From start to end, write out the following data exactly, apart from its images.

━━━━━ LISTED ENTRIES ━━━━━

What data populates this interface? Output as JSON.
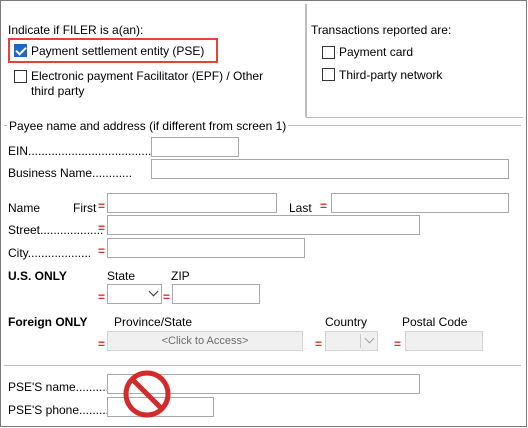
{
  "filer": {
    "legend": "Indicate if FILER is a(an):",
    "pse_label": "Payment settlement entity (PSE)",
    "pse_checked": true,
    "epf_label_line1": "Electronic payment Facilitator (EPF) / Other",
    "epf_label_line2": "third party",
    "epf_checked": false
  },
  "transactions": {
    "legend": "Transactions reported are:",
    "payment_card_label": "Payment card",
    "payment_card_checked": false,
    "third_party_label": "Third-party network",
    "third_party_checked": false
  },
  "payee": {
    "legend": "Payee name and address (if different from screen 1)",
    "ein_label": "EIN.....................................",
    "ein_value": "",
    "business_label": "Business Name............",
    "business_value": "",
    "name_label": "Name",
    "first_label": "First",
    "first_value": "",
    "last_label": "Last",
    "last_value": "",
    "street_label": "Street...................",
    "street_value": "",
    "city_label": "City...................",
    "city_value": "",
    "us_only_label": "U.S. ONLY",
    "state_label": "State",
    "state_value": "",
    "zip_label": "ZIP",
    "zip_value": "",
    "foreign_only_label": "Foreign ONLY",
    "province_label": "Province/State",
    "province_placeholder": "<Click to Access>",
    "country_label": "Country",
    "country_value": "",
    "postal_label": "Postal Code",
    "postal_value": ""
  },
  "pse": {
    "name_label": "PSE'S name..........",
    "name_value": "",
    "phone_label": "PSE'S phone.........",
    "phone_value": ""
  },
  "required_marker": "=",
  "colors": {
    "highlight": "#e8413a",
    "required": "#e03030",
    "check_blue": "#1f66c6",
    "no_sign_red": "#d42a2a"
  },
  "icons": {
    "no_sign": "prohibited-sign-icon"
  }
}
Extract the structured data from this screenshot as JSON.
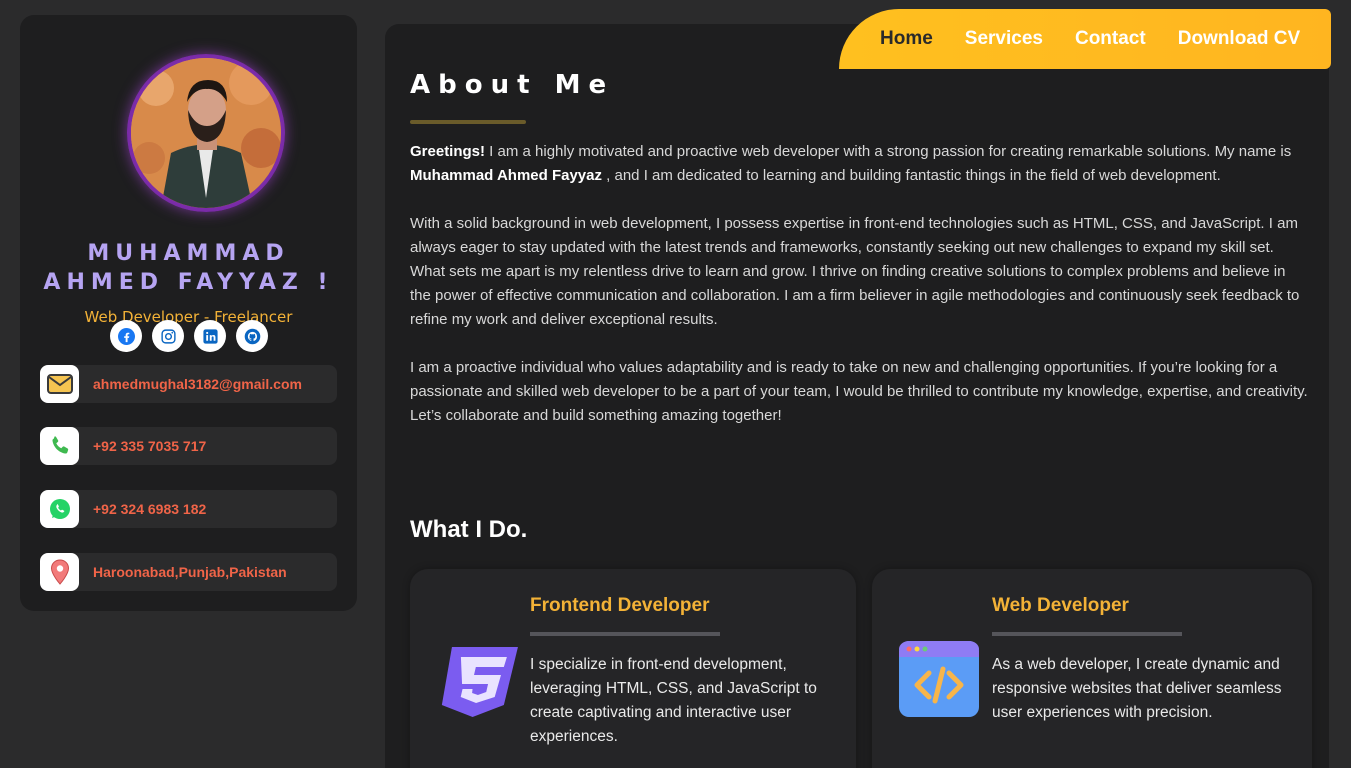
{
  "profile": {
    "name_line1": "MUHAMMAD",
    "name_line2": "AHMED FAYYAZ !",
    "role": "Web Developer - Freelancer"
  },
  "socials": [
    {
      "icon": "facebook-icon"
    },
    {
      "icon": "instagram-icon"
    },
    {
      "icon": "linkedin-icon"
    },
    {
      "icon": "github-icon"
    }
  ],
  "contacts": {
    "email": "ahmedmughal3182@gmail.com",
    "phone": "+92 335 7035 717",
    "whatsapp": "+92 324 6983 182",
    "location": "Haroonabad,Punjab,Pakistan"
  },
  "nav": {
    "home": "Home",
    "services": "Services",
    "contact": "Contact",
    "download": "Download CV"
  },
  "about": {
    "title": "About Me",
    "p1_greeting": "Greetings!",
    "p1_a": " I am a highly motivated and proactive web developer with a strong passion for creating remarkable solutions. My name is ",
    "p1_name": "Muhammad Ahmed Fayyaz",
    "p1_b": " , and I am dedicated to learning and building fantastic things in the field of web development.",
    "p2": "With a solid background in web development, I possess expertise in front-end technologies such as HTML, CSS, and JavaScript. I am always eager to stay updated with the latest trends and frameworks, constantly seeking out new challenges to expand my skill set. What sets me apart is my relentless drive to learn and grow. I thrive on finding creative solutions to complex problems and believe in the power of effective communication and collaboration. I am a firm believer in agile methodologies and continuously seek feedback to refine my work and deliver exceptional results.",
    "p3": "I am a proactive individual who values adaptability and is ready to take on new and challenging opportunities. If you’re looking for a passionate and skilled web developer to be a part of your team, I would be thrilled to contribute my knowledge, expertise, and creativity. Let’s collaborate and build something amazing together!"
  },
  "whatido": {
    "title": "What I Do.",
    "services": [
      {
        "title": "Frontend Developer",
        "desc": "I specialize in front-end development, leveraging HTML, CSS, and JavaScript to create captivating and interactive user experiences.",
        "icon": "css3-icon"
      },
      {
        "title": "Web Developer",
        "desc": "As a web developer, I create dynamic and responsive websites that deliver seamless user experiences with precision.",
        "icon": "code-window-icon"
      }
    ]
  },
  "colors": {
    "accent": "#f3b237",
    "name": "#b6a4f2",
    "contact_text": "#f06448",
    "nav_bg": "#ffc01f"
  }
}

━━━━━

**EXERCISE SOLUTION:**
What data populates this interface? Output as JSON.
{
  "filer": {
    "legend": "Indicate if FILER is a(an):",
    "pse_label": "Payment settlement entity (PSE)",
    "pse_checked": true,
    "epf_label_line1": "Electronic payment Facilitator (EPF) / Other",
    "epf_label_line2": "third party",
    "epf_checked": false
  },
  "transactions": {
    "legend": "Transactions reported are:",
    "payment_card_label": "Payment card",
    "payment_card_checked": false,
    "third_party_label": "Third-party network",
    "third_party_checked": false
  },
  "payee": {
    "legend": "Payee name and address (if different from screen 1)",
    "ein_label": "EIN.....................................",
    "ein_value": "",
    "business_label": "Business Name............",
    "business_value": "",
    "name_label": "Name",
    "first_label": "First",
    "first_value": "",
    "last_label": "Last",
    "last_value": "",
    "street_label": "Street...................",
    "street_value": "",
    "city_label": "City...................",
    "city_value": "",
    "us_only_label": "U.S. ONLY",
    "state_label": "State",
    "state_value": "",
    "zip_label": "ZIP",
    "zip_value": "",
    "foreign_only_label": "Foreign ONLY",
    "province_label": "Province/State",
    "province_placeholder": "<Click to Access>",
    "country_label": "Country",
    "country_value": "",
    "postal_label": "Postal Code",
    "postal_value": ""
  },
  "pse": {
    "name_label": "PSE'S name..........",
    "name_value": "",
    "phone_label": "PSE'S phone.........",
    "phone_value": ""
  },
  "required_marker": "=",
  "colors": {
    "highlight": "#e8413a",
    "required": "#e03030",
    "check_blue": "#1f66c6",
    "no_sign_red": "#d42a2a"
  },
  "icons": {
    "no_sign": "prohibited-sign-icon"
  }
}
Extract the structured data from this screenshot as JSON.
{
  "profile": {
    "name_line1": "MUHAMMAD",
    "name_line2": "AHMED FAYYAZ !",
    "role": "Web Developer - Freelancer"
  },
  "socials": [
    {
      "icon": "facebook-icon"
    },
    {
      "icon": "instagram-icon"
    },
    {
      "icon": "linkedin-icon"
    },
    {
      "icon": "github-icon"
    }
  ],
  "contacts": {
    "email": "ahmedmughal3182@gmail.com",
    "phone": "+92 335 7035 717",
    "whatsapp": "+92 324 6983 182",
    "location": "Haroonabad,Punjab,Pakistan"
  },
  "nav": {
    "home": "Home",
    "services": "Services",
    "contact": "Contact",
    "download": "Download CV"
  },
  "about": {
    "title": "About Me",
    "p1_greeting": "Greetings!",
    "p1_a": " I am a highly motivated and proactive web developer with a strong passion for creating remarkable solutions. My name is ",
    "p1_name": "Muhammad Ahmed Fayyaz",
    "p1_b": " , and I am dedicated to learning and building fantastic things in the field of web development.",
    "p2": "With a solid background in web development, I possess expertise in front-end technologies such as HTML, CSS, and JavaScript. I am always eager to stay updated with the latest trends and frameworks, constantly seeking out new challenges to expand my skill set. What sets me apart is my relentless drive to learn and grow. I thrive on finding creative solutions to complex problems and believe in the power of effective communication and collaboration. I am a firm believer in agile methodologies and continuously seek feedback to refine my work and deliver exceptional results.",
    "p3": "I am a proactive individual who values adaptability and is ready to take on new and challenging opportunities. If you’re looking for a passionate and skilled web developer to be a part of your team, I would be thrilled to contribute my knowledge, expertise, and creativity. Let’s collaborate and build something amazing together!"
  },
  "whatido": {
    "title": "What I Do.",
    "services": [
      {
        "title": "Frontend Developer",
        "desc": "I specialize in front-end development, leveraging HTML, CSS, and JavaScript to create captivating and interactive user experiences.",
        "icon": "css3-icon"
      },
      {
        "title": "Web Developer",
        "desc": "As a web developer, I create dynamic and responsive websites that deliver seamless user experiences with precision.",
        "icon": "code-window-icon"
      }
    ]
  },
  "colors": {
    "accent": "#f3b237",
    "name": "#b6a4f2",
    "contact_text": "#f06448",
    "nav_bg": "#ffc01f"
  }
}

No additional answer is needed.